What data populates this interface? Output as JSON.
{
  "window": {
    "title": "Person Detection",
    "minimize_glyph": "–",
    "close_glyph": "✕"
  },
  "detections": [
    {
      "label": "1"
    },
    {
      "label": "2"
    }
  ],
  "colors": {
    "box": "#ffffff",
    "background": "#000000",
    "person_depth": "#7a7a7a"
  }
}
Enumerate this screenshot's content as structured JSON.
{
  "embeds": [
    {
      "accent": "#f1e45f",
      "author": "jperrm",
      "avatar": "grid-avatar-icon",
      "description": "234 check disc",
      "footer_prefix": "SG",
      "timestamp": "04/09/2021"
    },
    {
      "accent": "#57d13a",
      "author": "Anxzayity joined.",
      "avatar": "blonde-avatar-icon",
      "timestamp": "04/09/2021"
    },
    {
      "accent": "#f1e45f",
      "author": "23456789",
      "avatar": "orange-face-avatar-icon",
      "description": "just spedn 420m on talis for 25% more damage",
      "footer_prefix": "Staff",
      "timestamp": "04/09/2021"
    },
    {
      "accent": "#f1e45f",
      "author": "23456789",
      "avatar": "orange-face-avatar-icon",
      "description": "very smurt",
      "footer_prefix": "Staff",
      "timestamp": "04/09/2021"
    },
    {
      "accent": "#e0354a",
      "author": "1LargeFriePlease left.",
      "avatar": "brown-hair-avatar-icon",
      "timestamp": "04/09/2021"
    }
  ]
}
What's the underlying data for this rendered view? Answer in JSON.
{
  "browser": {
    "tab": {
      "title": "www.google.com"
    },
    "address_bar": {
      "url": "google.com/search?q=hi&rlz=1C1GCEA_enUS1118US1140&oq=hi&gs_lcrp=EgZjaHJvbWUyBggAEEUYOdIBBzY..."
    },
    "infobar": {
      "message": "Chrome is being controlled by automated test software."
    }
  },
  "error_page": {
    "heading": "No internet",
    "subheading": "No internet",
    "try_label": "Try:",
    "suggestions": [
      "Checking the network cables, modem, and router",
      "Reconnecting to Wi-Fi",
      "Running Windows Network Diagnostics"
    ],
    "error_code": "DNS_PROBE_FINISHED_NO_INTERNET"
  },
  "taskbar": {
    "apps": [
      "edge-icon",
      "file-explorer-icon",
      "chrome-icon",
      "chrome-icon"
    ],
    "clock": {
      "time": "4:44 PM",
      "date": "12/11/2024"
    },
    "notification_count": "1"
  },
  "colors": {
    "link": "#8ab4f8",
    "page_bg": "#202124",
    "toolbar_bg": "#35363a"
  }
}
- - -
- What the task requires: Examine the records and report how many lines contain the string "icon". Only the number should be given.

- Task response: 9